Also, blogging isn’t for everyone. You blog to solve a problem or accomplish a goal. Without a problem or goal, it’s just academic, and we’re tool old for academics.
Another participant went on to say…

It’s really a slow process until we really get going. I’d be reluctant to blog because I’m not sure who wants to listen to what I have to say. At a local level, we might connect blogging to our own First class internet.

This is an interesting statement, and probably a common source of reluctance. But I’ll repeat. I’m not blogging to entertain or even to inform. I’m blogging because I have a goal, a mission. I think that we need to change what and how we teach, and I blog with that in mind. I try to take steps to encourage readership, because that helps me accomplish my goal.

Well, I could go on, but let’s look at the next comment…

I can see the value in respecting the learning styles for both learners. Unfortunately, we are most likely only meeting the needs of the old school learner. It would be interesting to observe the change in classroom dynamics if both styles were addressed.

Very well said. There are certainly appropriate times and situations where the best thing is for the teacher to lecture and the students to take notes and memorize. The second part of his comment is very important, I believe. This is our task and what I was trying to help the administrators in Bluewater to do, to imagine what the dynamics of that classroom might be, turn that into a story, and tell it.

It all comes down to how we use differentiated learning in our classes. We need a number of approaches to learning, since students have their particular strengths and needs. Some students will benefit from being left alone to experiment with the blogs, while others will require more direction and supervision. Just like any other learning tool, teachers need to make decisions about how to best serve their students and their academic growth by best utilizing the tool in the manner that they would utilize any other classroom resource.

“Right on!” The idea that one size fits all is as outdated as the stone tablet. I believe, also, that we should respect and have confidence in our teachers’ abilities to observe and apply teaching strategies and learning experiences based on the class and on the individual student.
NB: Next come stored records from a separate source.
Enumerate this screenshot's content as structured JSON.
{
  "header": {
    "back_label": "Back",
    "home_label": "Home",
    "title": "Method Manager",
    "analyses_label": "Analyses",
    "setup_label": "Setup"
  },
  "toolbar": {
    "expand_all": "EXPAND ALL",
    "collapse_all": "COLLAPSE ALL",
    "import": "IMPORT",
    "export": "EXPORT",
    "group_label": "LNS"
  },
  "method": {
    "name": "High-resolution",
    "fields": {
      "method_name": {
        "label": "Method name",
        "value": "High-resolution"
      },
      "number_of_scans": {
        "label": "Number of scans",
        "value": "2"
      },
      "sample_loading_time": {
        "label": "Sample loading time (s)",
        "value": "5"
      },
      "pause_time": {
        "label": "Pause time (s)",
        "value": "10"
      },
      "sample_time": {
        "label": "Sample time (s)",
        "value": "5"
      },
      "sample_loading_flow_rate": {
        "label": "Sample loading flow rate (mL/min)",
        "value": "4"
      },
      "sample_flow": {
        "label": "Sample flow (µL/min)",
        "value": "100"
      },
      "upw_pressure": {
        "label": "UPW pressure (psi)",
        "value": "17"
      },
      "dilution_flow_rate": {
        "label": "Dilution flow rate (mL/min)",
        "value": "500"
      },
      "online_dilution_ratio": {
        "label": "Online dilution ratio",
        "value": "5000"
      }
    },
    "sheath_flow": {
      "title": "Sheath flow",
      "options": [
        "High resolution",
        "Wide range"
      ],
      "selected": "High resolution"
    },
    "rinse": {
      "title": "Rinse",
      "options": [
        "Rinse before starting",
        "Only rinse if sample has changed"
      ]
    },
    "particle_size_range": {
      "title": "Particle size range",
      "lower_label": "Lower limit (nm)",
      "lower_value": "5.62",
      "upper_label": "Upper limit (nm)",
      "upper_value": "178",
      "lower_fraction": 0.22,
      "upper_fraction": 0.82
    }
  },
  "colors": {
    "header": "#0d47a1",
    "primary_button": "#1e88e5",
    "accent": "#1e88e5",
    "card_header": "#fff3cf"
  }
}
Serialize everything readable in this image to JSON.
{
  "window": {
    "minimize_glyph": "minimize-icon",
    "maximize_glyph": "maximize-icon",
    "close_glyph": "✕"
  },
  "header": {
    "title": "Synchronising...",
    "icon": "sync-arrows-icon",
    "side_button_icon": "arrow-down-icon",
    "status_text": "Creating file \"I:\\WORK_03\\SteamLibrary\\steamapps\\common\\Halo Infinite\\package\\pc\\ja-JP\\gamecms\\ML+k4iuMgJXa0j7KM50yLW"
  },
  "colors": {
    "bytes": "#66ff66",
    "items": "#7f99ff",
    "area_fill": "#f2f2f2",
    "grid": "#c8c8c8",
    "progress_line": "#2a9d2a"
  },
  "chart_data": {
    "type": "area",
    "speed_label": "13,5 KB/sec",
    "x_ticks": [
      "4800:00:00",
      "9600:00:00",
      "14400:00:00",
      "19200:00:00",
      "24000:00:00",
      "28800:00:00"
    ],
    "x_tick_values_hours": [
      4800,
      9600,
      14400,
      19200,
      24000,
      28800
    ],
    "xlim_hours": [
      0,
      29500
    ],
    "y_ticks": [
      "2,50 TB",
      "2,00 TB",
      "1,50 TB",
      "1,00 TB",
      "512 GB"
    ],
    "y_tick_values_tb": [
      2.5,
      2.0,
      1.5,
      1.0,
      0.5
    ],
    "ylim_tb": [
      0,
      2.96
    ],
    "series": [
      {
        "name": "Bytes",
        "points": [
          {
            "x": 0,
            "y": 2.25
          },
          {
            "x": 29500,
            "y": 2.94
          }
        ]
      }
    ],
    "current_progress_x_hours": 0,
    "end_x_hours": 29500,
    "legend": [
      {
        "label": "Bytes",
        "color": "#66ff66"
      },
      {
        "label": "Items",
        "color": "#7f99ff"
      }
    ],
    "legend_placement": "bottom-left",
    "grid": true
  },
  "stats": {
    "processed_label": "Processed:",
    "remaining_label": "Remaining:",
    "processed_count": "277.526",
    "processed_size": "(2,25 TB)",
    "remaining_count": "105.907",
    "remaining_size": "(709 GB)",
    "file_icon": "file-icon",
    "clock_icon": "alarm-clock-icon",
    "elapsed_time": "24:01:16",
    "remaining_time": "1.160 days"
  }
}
This requires, more than staff development, the resources and time to observe, reflect, research, invent, and experiment. I requires investment in our classrooms.

Blogging is an excellent way to discuss opinions and ideas with those beyond the borders of your country. It is an online living textbook, current and up to date debating and sharing of ideas. The opportunity for sharing and exploring new ideas as your own ideas are being responded to makes the format open-ended and allows immediate exploration/feedback/sharing.

Once again, spot on! I really like the idea of blogging as an online living textbook. Of course, this isn’t entirely true, but it says a lot about what blogging is. Beyond all other things, it’s about conversation – and it’s inside of conversations that we learn.

We need to adapt our teaching to the lives of the students. They are living and working in a different environment than we have in the traditional, industrial model classroom. In order to address the needs of our students, we as educators need to find ways to enter into that new environment. The second student probably is more successful in our traditional classrooms, the first is moving in a totally different environment.

Coincidentally, the Bluewater District (Ontario, Canada) has invited me to return next month, and among my activities will be to meet with students in their district and try to learn from them about how they learn and how they think classrooms should operate. It something that I haven’t done very often, and a tricky sort of activity, but I am certainly looking forward to it.

That’s enough for now. Getting close to time for boarding.

Author: David Warlick

David Warlick has been an educator for the past 40+ years. He continues to do some writing, but is mostly seeking his next intersect between play, passion and purpose, dabbling in photography, drone videography and music production.